Exercise goal: What is needed is an exact copy of the lines from the one containing "Transcribe this image's" through the last line of the records, with no pictures.

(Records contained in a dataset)
★ ★ ★ ★ ★ ★ ★
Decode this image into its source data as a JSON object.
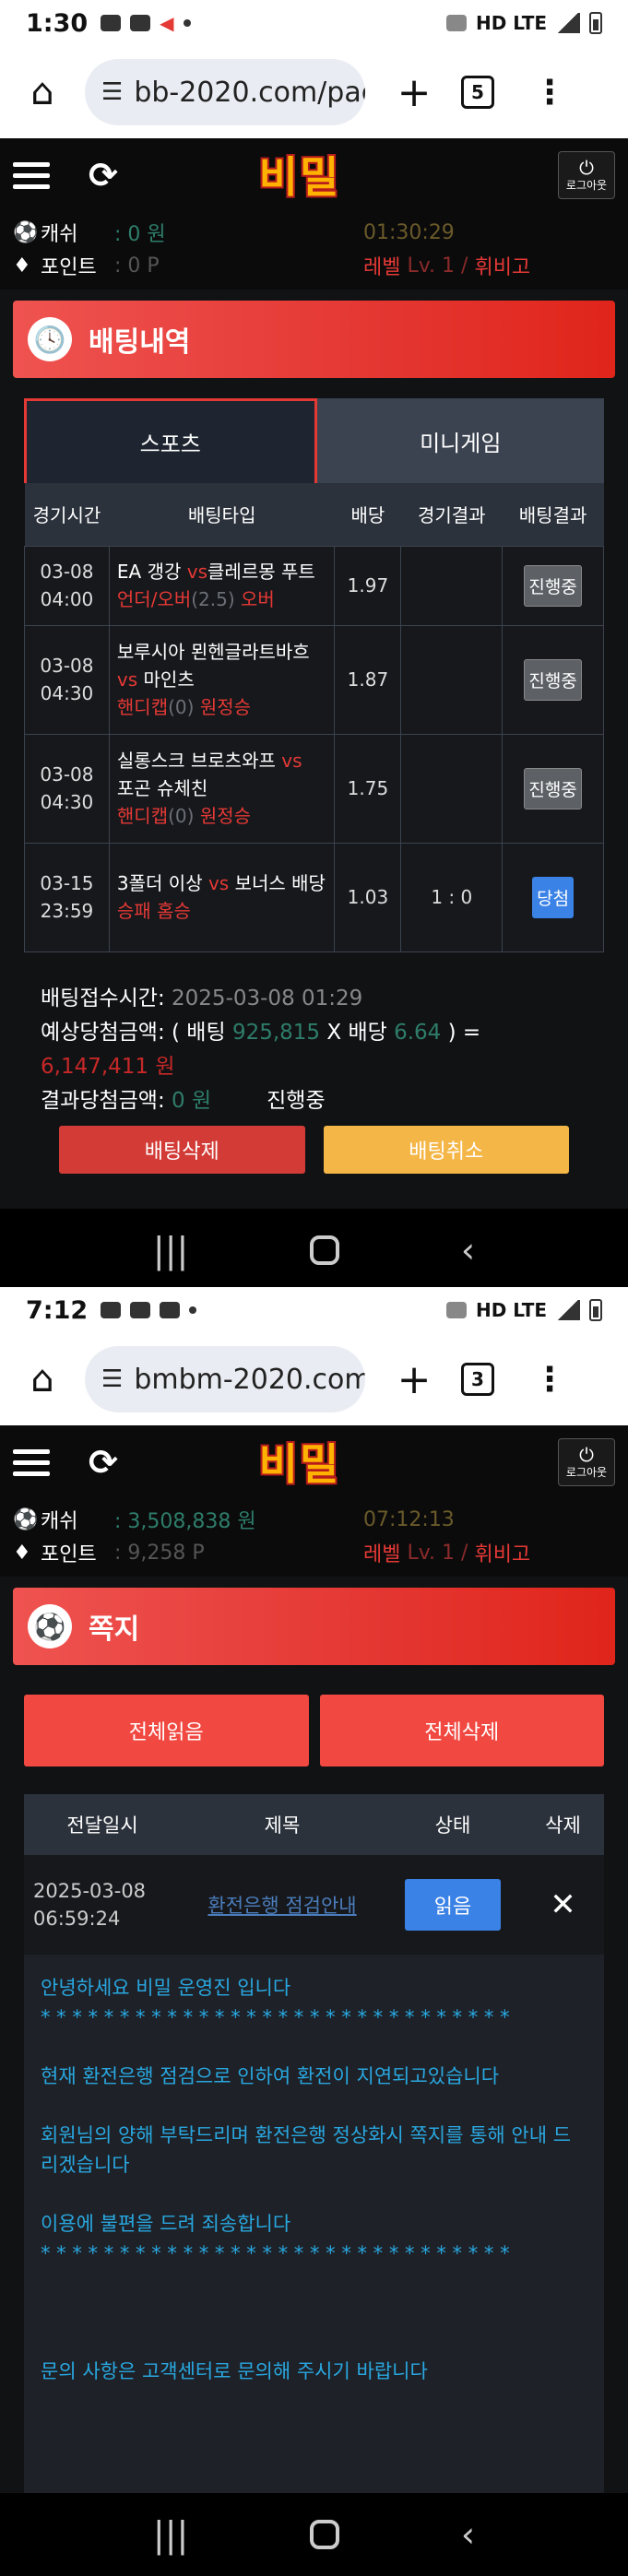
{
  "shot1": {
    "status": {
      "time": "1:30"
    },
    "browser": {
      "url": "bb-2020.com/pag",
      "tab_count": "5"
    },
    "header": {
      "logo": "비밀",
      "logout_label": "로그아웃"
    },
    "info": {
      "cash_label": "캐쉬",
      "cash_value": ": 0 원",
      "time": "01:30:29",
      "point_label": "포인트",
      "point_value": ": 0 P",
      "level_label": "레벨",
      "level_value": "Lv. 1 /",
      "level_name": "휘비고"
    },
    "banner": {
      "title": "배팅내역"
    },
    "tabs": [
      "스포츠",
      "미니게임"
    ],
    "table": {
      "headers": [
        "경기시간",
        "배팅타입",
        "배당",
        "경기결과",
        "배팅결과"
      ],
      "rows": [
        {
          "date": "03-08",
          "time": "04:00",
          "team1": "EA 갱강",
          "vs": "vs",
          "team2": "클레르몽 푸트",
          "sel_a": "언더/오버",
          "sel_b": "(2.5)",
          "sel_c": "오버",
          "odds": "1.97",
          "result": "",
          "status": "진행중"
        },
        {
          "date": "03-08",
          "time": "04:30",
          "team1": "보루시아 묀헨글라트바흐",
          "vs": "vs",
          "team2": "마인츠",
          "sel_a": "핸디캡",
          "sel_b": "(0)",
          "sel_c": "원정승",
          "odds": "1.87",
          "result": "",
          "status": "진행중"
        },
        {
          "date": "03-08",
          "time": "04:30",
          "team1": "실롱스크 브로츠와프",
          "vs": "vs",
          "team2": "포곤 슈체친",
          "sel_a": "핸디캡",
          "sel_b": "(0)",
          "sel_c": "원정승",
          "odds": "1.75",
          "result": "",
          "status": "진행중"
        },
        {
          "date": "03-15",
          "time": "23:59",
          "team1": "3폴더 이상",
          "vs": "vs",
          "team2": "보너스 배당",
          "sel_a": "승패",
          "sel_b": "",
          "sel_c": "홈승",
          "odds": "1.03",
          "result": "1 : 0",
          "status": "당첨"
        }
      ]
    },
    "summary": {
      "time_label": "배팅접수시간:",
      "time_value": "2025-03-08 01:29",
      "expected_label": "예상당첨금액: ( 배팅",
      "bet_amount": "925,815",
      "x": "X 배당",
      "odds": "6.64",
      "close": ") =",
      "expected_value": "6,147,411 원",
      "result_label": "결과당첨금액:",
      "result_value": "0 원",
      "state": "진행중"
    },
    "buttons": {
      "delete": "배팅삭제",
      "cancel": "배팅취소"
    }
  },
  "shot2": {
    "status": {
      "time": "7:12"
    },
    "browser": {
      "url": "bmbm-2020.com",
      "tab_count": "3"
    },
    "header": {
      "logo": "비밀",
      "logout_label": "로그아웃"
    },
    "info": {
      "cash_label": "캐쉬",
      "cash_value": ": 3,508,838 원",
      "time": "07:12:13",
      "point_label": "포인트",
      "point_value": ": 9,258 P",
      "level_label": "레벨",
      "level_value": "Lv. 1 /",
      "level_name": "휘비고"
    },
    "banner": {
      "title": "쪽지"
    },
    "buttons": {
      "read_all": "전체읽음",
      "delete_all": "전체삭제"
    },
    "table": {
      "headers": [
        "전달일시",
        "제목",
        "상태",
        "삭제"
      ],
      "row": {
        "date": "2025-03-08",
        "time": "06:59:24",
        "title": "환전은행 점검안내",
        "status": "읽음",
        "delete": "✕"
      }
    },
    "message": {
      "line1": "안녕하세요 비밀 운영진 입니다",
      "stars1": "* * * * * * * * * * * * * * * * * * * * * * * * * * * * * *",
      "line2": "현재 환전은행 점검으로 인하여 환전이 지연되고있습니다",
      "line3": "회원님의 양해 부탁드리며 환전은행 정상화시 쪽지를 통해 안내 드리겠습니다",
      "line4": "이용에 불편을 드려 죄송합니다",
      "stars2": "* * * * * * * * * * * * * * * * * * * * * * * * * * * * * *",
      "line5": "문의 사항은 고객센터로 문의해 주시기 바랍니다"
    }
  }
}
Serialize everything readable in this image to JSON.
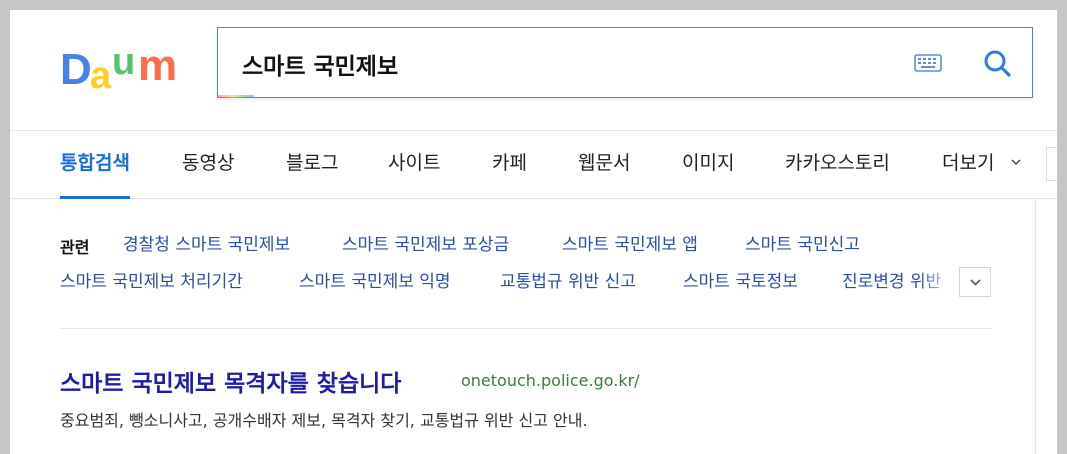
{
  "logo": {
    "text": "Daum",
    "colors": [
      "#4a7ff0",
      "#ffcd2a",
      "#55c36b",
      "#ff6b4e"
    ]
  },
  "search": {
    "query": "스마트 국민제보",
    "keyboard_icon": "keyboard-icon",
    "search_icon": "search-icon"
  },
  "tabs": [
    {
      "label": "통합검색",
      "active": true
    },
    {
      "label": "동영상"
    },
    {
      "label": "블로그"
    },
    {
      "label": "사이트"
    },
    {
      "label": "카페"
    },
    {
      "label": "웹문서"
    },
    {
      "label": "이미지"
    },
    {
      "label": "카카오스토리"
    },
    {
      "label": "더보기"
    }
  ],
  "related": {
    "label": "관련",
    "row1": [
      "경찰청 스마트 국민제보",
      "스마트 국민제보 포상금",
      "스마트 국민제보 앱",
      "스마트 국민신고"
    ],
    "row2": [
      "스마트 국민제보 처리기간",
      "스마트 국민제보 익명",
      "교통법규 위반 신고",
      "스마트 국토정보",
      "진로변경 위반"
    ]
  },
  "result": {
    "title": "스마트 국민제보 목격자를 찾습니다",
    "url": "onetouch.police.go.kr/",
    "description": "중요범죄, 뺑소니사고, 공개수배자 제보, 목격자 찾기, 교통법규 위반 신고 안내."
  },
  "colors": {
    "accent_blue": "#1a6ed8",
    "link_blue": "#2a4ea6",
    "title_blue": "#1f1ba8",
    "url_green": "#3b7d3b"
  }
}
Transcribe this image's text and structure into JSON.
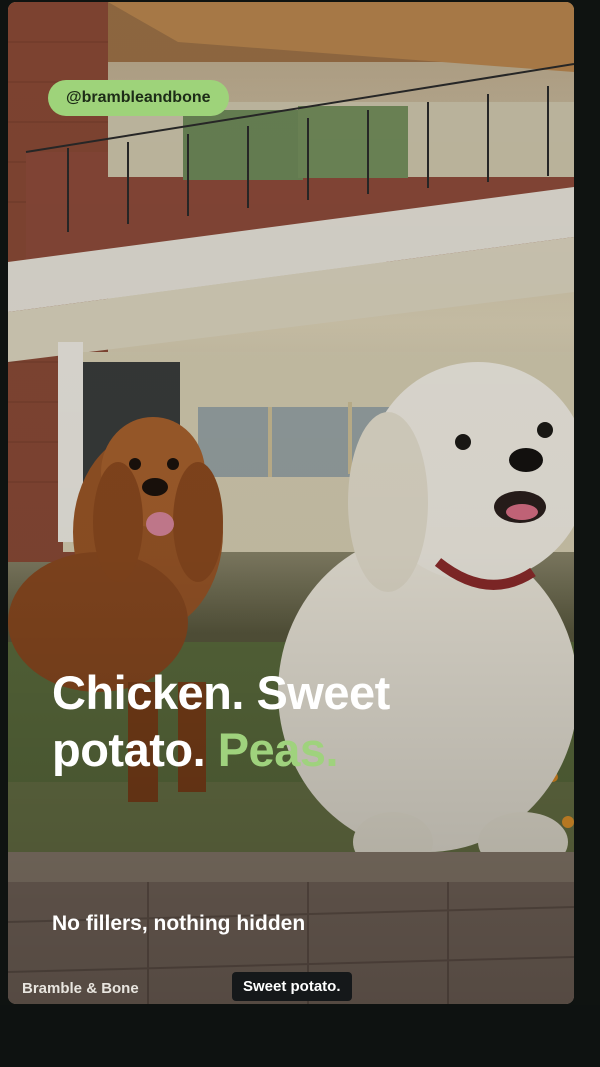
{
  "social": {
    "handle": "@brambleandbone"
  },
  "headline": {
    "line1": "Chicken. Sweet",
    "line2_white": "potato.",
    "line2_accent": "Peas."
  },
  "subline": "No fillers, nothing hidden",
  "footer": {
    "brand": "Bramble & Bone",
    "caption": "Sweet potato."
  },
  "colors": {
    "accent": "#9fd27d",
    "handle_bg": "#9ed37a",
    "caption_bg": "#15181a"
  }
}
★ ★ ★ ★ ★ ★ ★
Finished exercise:
Transcribe this image's text and structure into JSON.
{
  "social": {
    "handle": "@brambleandbone"
  },
  "headline": {
    "line1": "Chicken. Sweet",
    "line2_white": "potato.",
    "line2_accent": "Peas."
  },
  "subline": "No fillers, nothing hidden",
  "footer": {
    "brand": "Bramble & Bone",
    "caption": "Sweet potato."
  },
  "colors": {
    "accent": "#9fd27d",
    "handle_bg": "#9ed37a",
    "caption_bg": "#15181a"
  }
}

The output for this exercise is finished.